Well that’s our plan. What do you think? What are we missing? Where are we going wrong.

Take care and God bless.

CZ Scorpion And Self-Defense Ammo

The little CZ passed my 500 round test with flying colors. It never hiccuped through 500 rounds of mixed range ammo. I didn’t even clean this thing in any during the test. The next step, for me, before I am willing to bet my life on a gun (and more importantly bet the lives of those I love) is to test it with self-defense ammo. Sure, this thing eats full metal jacket ball ammo like candy but how well will it do with the (sometimes) off shaped hollow point ammunition used for personal defense?

I brought five different brands of ammunition with me:

– Hornady Critical Duty (grain weight unknown)

– Federal 147 Grain Hydrashok

– Remington 147 Grain HTP (Subsonic)

– Speer 124 Grain Gold-Dot (My standard carry ammunition)

– Another hollow point ammo that, to be honest, I don’t know what manufacturer or grain weight. It was loose in my cabinet.

The bullets in the Hornady ammunition have an odd shape to them, very angular and with a very thin wall between the hollow point and the outside of the bullet. I was expecting a malfunction with these as I have see multiple handguns have trouble feeding them. The Hydra Shocks are also very thin at the tips and I have heard that they are problematic in some pistol caliber carbines. The Speer Gold-Dots are my primary carry rounds. I was interesting the Remington subsonics to see if they were a bit quieter even without a suppressor.

Not a stuck casing…
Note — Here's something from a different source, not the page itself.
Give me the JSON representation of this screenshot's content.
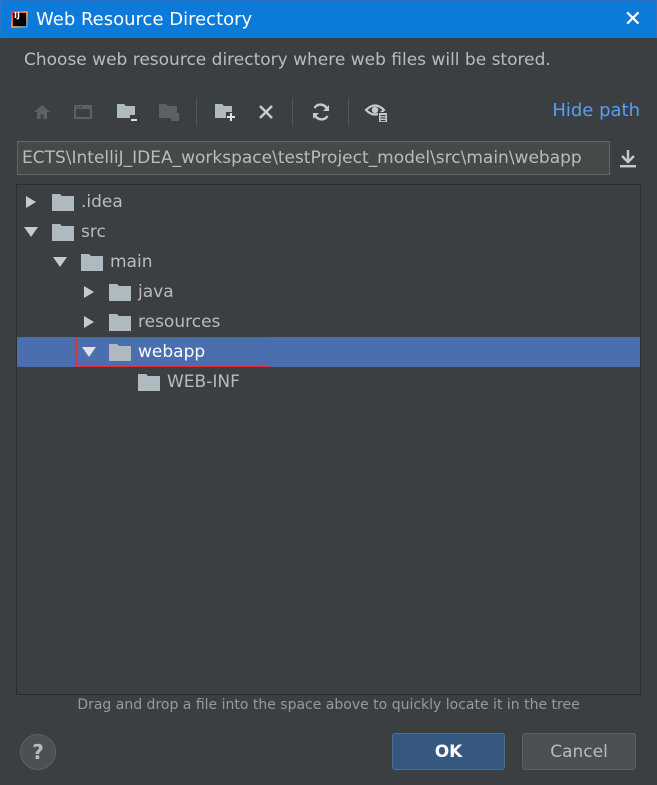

To be honest, I was a bit paranoid about how well the CZ would do in this test. So much so that when when the bolt locked back at the end of the first mag I was sure it was a misfeed. Even though I have seen the guide rod in the open action dozens of time but I mentally saw it as a stuck casing like the Ruger would do.

It wasn’t.

Long story short, the little CZ cycled everything I fed it without a hiccup. Accuracy testing was a little tough as the battery on the Vortex red dot sight died within a few rounds of the start of the session but even with irons all the rounds were within the torso of the silhouette target I was using and most were grouped around the x-ring.

I would feel perfectly comfortable at this point in betting my life (and the lives of those I love) on this little carbine. My Speer Gold-Dots would be more than adequate for the job but I am thinking about going with the Remington 147 Grain HTP (Subsonic) rounds. There were indeed a good bit quieter but should still be plenty potent enough out of a carbine length barrel. Might save my life and some hearing damage that way.

The next step is a new red dot. The little Vortex was fine but I want one of the new red dots with 50,000+ hours of battery life. That way I can leave it on all the time and won’t have to worry about switching it on if and when the need arises. I’ll just swap the battery once a year.

Take care and God bless.